# Data for processing:
┌────────

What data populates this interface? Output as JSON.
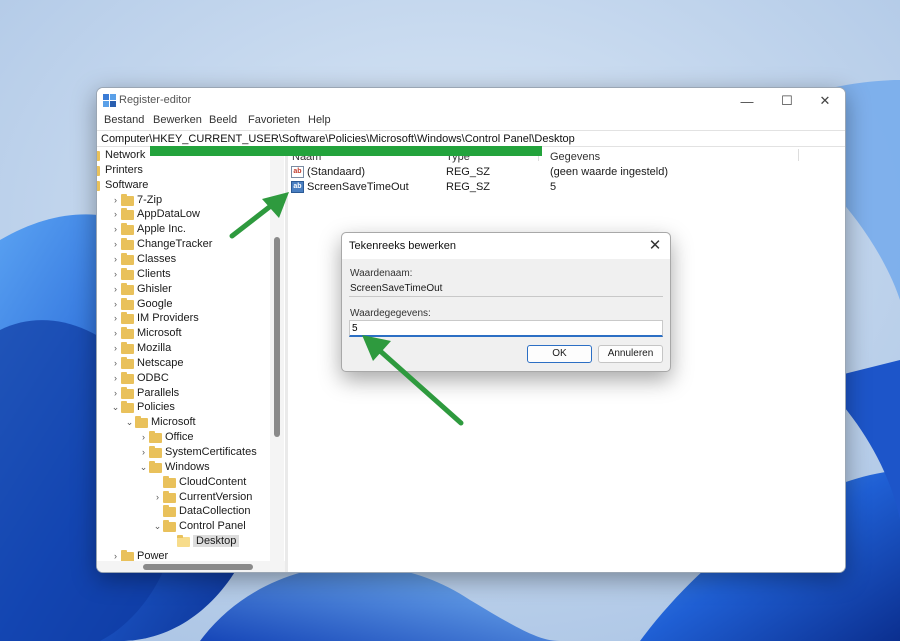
{
  "window": {
    "title": "Register-editor",
    "controls": {
      "minimize": "—",
      "maximize": "☐",
      "close": "✕"
    }
  },
  "menu": [
    "Bestand",
    "Bewerken",
    "Beeld",
    "Favorieten",
    "Help"
  ],
  "address": "Computer\\HKEY_CURRENT_USER\\Software\\Policies\\Microsoft\\Windows\\Control Panel\\Desktop",
  "tree": [
    {
      "label": "Network",
      "depth": 0,
      "chevron": "",
      "folder": false
    },
    {
      "label": "Printers",
      "depth": 0,
      "chevron": "",
      "folder": false
    },
    {
      "label": "Software",
      "depth": 0,
      "chevron": "",
      "folder": false
    },
    {
      "label": "7-Zip",
      "depth": 1,
      "chevron": "›",
      "folder": true
    },
    {
      "label": "AppDataLow",
      "depth": 1,
      "chevron": "›",
      "folder": true
    },
    {
      "label": "Apple Inc.",
      "depth": 1,
      "chevron": "›",
      "folder": true
    },
    {
      "label": "ChangeTracker",
      "depth": 1,
      "chevron": "›",
      "folder": true
    },
    {
      "label": "Classes",
      "depth": 1,
      "chevron": "›",
      "folder": true
    },
    {
      "label": "Clients",
      "depth": 1,
      "chevron": "›",
      "folder": true
    },
    {
      "label": "Ghisler",
      "depth": 1,
      "chevron": "›",
      "folder": true
    },
    {
      "label": "Google",
      "depth": 1,
      "chevron": "›",
      "folder": true
    },
    {
      "label": "IM Providers",
      "depth": 1,
      "chevron": "›",
      "folder": true
    },
    {
      "label": "Microsoft",
      "depth": 1,
      "chevron": "›",
      "folder": true
    },
    {
      "label": "Mozilla",
      "depth": 1,
      "chevron": "›",
      "folder": true
    },
    {
      "label": "Netscape",
      "depth": 1,
      "chevron": "›",
      "folder": true
    },
    {
      "label": "ODBC",
      "depth": 1,
      "chevron": "›",
      "folder": true
    },
    {
      "label": "Parallels",
      "depth": 1,
      "chevron": "›",
      "folder": true
    },
    {
      "label": "Policies",
      "depth": 1,
      "chevron": "⌄",
      "folder": true
    },
    {
      "label": "Microsoft",
      "depth": 2,
      "chevron": "⌄",
      "folder": true
    },
    {
      "label": "Office",
      "depth": 3,
      "chevron": "›",
      "folder": true
    },
    {
      "label": "SystemCertificates",
      "depth": 3,
      "chevron": "›",
      "folder": true
    },
    {
      "label": "Windows",
      "depth": 3,
      "chevron": "⌄",
      "folder": true
    },
    {
      "label": "CloudContent",
      "depth": 4,
      "chevron": "",
      "folder": true
    },
    {
      "label": "CurrentVersion",
      "depth": 4,
      "chevron": "›",
      "folder": true
    },
    {
      "label": "DataCollection",
      "depth": 4,
      "chevron": "",
      "folder": true
    },
    {
      "label": "Control Panel",
      "depth": 4,
      "chevron": "⌄",
      "folder": true
    },
    {
      "label": "Desktop",
      "depth": 5,
      "chevron": "",
      "folder": true,
      "selected": true
    },
    {
      "label": "Power",
      "depth": 1,
      "chevron": "›",
      "folder": true
    }
  ],
  "list": {
    "columns": [
      "Naam",
      "Type",
      "Gegevens"
    ],
    "rows": [
      {
        "icon": "string-value-icon",
        "name": "(Standaard)",
        "type": "REG_SZ",
        "data": "(geen waarde ingesteld)"
      },
      {
        "icon": "binary-value-icon",
        "name": "ScreenSaveTimeOut",
        "type": "REG_SZ",
        "data": "5"
      }
    ]
  },
  "dialog": {
    "title": "Tekenreeks bewerken",
    "close": "✕",
    "name_label": "Waardenaam:",
    "name_value": "ScreenSaveTimeOut",
    "data_label": "Waardegegevens:",
    "data_value": "5",
    "ok_label": "OK",
    "cancel_label": "Annuleren"
  },
  "colors": {
    "highlight_green": "#23a33c",
    "arrow_green": "#2e9a3e",
    "accent_blue": "#2c6fc4",
    "folder_yellow": "#e9c15b"
  }
}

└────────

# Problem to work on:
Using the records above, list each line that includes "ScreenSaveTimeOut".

# The completed task:
        "name": "ScreenSaveTimeOut",
    "name_value": "ScreenSaveTimeOut",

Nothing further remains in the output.